Further, nearly three-quarters of respondents expect their influence within their organisations to continue to increase over the next year. And budgets are growing, fuelling a growth in the workforce of 8-9 percent annually to 2009.
We are being heard, despite being measured by the silence that accompanies the absence of security breaches, but we should think about how and why we should be heard more widely.
Contrary to persistent belief, effective security is not a technology issue. It's a people issue. To accomplish our aims, we rely on the awareness and behaviour of the staff who deliver our services, the customers who take advantage of them, and the board that grants us our budgets.
According to the Study, many of us spend a lot of time fighting political battles and selling our value to management. But do not begrudge this. The most senior of us should spend up to half our time communicating and managing our contribution to the business, recognising that it is part of our job not only to manage upward, but outward too. We have to concern ourselves with what motivates our stakeholders.

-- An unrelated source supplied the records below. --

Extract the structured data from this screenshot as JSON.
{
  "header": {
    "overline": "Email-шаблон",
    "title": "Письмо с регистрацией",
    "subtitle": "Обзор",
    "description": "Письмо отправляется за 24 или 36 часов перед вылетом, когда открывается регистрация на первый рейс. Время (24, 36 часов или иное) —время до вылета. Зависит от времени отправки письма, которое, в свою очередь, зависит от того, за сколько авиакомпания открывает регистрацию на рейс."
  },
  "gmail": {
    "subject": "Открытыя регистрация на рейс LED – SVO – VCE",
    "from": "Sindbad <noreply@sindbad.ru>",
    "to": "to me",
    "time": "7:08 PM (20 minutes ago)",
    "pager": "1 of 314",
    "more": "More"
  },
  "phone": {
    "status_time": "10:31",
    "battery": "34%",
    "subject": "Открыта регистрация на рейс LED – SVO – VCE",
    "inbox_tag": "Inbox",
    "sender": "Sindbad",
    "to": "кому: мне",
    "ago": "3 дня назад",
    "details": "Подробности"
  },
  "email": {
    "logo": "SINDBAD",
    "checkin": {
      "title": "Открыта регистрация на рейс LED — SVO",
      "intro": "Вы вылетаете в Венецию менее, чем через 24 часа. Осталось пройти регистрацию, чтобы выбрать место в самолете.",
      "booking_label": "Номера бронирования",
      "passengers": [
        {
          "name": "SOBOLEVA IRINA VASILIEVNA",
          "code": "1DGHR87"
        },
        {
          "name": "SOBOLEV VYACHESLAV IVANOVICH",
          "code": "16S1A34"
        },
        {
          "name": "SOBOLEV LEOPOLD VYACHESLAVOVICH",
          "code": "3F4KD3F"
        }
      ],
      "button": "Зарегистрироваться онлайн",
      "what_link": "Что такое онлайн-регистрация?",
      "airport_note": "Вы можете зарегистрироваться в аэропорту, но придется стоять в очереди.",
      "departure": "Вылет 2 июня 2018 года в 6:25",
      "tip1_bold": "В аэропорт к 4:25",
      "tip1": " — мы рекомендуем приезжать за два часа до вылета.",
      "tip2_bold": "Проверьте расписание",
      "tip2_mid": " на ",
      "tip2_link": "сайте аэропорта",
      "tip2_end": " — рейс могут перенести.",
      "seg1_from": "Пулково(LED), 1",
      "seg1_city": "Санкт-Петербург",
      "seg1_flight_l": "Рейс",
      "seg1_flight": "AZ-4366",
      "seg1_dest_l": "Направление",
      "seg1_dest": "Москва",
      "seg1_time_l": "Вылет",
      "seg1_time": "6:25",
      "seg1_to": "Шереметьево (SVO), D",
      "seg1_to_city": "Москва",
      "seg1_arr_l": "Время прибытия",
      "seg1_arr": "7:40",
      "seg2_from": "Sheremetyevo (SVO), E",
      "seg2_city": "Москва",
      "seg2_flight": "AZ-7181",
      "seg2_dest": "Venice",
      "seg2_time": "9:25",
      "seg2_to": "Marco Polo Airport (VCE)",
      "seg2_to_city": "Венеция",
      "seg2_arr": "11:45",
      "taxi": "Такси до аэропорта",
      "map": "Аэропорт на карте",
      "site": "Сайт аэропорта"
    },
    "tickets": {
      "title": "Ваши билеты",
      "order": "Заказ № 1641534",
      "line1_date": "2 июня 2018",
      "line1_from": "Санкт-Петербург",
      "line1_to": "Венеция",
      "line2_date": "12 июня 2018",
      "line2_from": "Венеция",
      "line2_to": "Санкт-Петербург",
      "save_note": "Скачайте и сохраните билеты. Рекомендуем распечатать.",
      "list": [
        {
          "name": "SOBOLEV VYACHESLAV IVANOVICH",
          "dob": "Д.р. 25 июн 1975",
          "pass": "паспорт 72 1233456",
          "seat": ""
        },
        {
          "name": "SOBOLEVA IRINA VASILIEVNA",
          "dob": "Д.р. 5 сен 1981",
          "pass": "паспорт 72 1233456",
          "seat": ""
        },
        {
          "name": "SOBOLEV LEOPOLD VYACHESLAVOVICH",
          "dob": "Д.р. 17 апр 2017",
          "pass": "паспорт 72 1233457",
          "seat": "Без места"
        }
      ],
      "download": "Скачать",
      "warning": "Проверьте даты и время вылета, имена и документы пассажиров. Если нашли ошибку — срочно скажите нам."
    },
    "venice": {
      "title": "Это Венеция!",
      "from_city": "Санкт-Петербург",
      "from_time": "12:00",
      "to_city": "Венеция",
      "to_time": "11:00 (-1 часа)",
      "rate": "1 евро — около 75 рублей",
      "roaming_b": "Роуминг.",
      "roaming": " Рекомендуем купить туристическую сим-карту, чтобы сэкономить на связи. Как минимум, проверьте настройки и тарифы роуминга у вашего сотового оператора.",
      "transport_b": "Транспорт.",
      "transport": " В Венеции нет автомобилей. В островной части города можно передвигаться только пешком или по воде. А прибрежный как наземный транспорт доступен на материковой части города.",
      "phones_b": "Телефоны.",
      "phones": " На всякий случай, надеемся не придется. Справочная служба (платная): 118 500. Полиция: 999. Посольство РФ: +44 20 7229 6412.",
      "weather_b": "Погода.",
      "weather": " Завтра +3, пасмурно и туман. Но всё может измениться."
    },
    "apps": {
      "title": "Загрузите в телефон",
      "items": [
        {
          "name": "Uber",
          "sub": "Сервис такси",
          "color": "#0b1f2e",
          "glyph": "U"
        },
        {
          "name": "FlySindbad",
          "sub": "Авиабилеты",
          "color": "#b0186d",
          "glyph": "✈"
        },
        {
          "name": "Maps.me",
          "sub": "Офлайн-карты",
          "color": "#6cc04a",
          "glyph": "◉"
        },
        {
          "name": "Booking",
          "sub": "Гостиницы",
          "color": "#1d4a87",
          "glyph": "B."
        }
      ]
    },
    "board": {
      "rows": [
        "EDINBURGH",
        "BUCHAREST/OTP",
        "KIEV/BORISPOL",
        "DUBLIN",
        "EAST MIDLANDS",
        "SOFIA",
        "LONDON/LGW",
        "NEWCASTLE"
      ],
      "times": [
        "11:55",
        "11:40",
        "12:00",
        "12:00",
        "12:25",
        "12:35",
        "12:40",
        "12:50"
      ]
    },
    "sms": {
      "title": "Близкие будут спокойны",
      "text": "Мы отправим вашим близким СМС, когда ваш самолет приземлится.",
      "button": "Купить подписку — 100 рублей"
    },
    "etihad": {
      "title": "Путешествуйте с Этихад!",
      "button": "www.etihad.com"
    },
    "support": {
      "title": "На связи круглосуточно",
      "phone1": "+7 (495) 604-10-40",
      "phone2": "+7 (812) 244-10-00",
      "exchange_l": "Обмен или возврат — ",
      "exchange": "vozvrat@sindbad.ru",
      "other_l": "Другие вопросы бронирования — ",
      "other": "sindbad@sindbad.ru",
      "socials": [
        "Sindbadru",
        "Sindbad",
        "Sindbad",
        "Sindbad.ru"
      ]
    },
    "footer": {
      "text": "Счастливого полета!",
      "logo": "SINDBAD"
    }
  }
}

The whole security team needs to work collaboratively with business units: participating on strategy committees, presenting risk analyses, and reporting accomplishments of common objectives. By shouting louder and wider, we can turn politics into successful planning.